* REQUIREMENT: Write out the full listing again. Make no alterations.
EXTRACTED INFORMATION Start Marker
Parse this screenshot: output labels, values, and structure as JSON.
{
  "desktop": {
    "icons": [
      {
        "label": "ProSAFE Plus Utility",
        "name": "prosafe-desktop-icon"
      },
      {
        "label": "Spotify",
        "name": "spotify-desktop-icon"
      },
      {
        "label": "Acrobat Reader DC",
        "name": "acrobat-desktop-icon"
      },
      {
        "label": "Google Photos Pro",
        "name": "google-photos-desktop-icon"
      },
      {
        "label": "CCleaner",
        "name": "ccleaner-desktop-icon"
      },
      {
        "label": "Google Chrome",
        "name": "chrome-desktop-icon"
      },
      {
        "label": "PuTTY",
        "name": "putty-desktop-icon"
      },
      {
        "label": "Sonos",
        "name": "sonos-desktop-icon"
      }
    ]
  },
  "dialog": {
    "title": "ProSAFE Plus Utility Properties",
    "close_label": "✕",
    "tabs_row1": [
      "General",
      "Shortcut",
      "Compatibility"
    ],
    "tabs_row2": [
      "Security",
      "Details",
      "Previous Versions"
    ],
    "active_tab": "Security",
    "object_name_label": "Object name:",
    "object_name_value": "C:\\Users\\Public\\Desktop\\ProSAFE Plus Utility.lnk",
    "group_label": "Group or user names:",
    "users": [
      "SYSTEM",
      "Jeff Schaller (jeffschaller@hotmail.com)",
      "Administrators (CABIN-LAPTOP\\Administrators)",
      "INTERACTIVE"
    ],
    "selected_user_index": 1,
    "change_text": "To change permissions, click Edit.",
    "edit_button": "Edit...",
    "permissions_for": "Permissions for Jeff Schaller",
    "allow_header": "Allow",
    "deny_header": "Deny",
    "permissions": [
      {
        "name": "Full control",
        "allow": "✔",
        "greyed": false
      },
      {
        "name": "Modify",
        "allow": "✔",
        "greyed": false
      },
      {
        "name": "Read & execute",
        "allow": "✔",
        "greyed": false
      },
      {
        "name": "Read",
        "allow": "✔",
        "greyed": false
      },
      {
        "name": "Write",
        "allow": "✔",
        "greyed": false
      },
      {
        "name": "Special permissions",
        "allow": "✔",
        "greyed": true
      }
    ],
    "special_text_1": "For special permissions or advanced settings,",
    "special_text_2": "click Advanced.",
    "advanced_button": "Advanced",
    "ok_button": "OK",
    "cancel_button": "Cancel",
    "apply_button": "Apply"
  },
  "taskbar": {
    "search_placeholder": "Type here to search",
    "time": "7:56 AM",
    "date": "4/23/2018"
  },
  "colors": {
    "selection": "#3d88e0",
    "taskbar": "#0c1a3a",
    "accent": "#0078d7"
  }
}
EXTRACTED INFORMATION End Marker
* SOLUTION TO THE EXERCISE:
Parse this screenshot: output labels, values, and structure as JSON.
{
  "desktop": {
    "icons": [
      {
        "label": "ProSAFE Plus Utility",
        "name": "prosafe-desktop-icon"
      },
      {
        "label": "Spotify",
        "name": "spotify-desktop-icon"
      },
      {
        "label": "Acrobat Reader DC",
        "name": "acrobat-desktop-icon"
      },
      {
        "label": "Google Photos Pro",
        "name": "google-photos-desktop-icon"
      },
      {
        "label": "CCleaner",
        "name": "ccleaner-desktop-icon"
      },
      {
        "label": "Google Chrome",
        "name": "chrome-desktop-icon"
      },
      {
        "label": "PuTTY",
        "name": "putty-desktop-icon"
      },
      {
        "label": "Sonos",
        "name": "sonos-desktop-icon"
      }
    ]
  },
  "dialog": {
    "title": "ProSAFE Plus Utility Properties",
    "close_label": "✕",
    "tabs_row1": [
      "General",
      "Shortcut",
      "Compatibility"
    ],
    "tabs_row2": [
      "Security",
      "Details",
      "Previous Versions"
    ],
    "active_tab": "Security",
    "object_name_label": "Object name:",
    "object_name_value": "C:\\Users\\Public\\Desktop\\ProSAFE Plus Utility.lnk",
    "group_label": "Group or user names:",
    "users": [
      "SYSTEM",
      "Jeff Schaller (jeffschaller@hotmail.com)",
      "Administrators (CABIN-LAPTOP\\Administrators)",
      "INTERACTIVE"
    ],
    "selected_user_index": 1,
    "change_text": "To change permissions, click Edit.",
    "edit_button": "Edit...",
    "permissions_for": "Permissions for Jeff Schaller",
    "allow_header": "Allow",
    "deny_header": "Deny",
    "permissions": [
      {
        "name": "Full control",
        "allow": "✔",
        "greyed": false
      },
      {
        "name": "Modify",
        "allow": "✔",
        "greyed": false
      },
      {
        "name": "Read & execute",
        "allow": "✔",
        "greyed": false
      },
      {
        "name": "Read",
        "allow": "✔",
        "greyed": false
      },
      {
        "name": "Write",
        "allow": "✔",
        "greyed": false
      },
      {
        "name": "Special permissions",
        "allow": "✔",
        "greyed": true
      }
    ],
    "special_text_1": "For special permissions or advanced settings,",
    "special_text_2": "click Advanced.",
    "advanced_button": "Advanced",
    "ok_button": "OK",
    "cancel_button": "Cancel",
    "apply_button": "Apply"
  },
  "taskbar": {
    "search_placeholder": "Type here to search",
    "time": "7:56 AM",
    "date": "4/23/2018"
  },
  "colors": {
    "selection": "#3d88e0",
    "taskbar": "#0c1a3a",
    "accent": "#0078d7"
  }
}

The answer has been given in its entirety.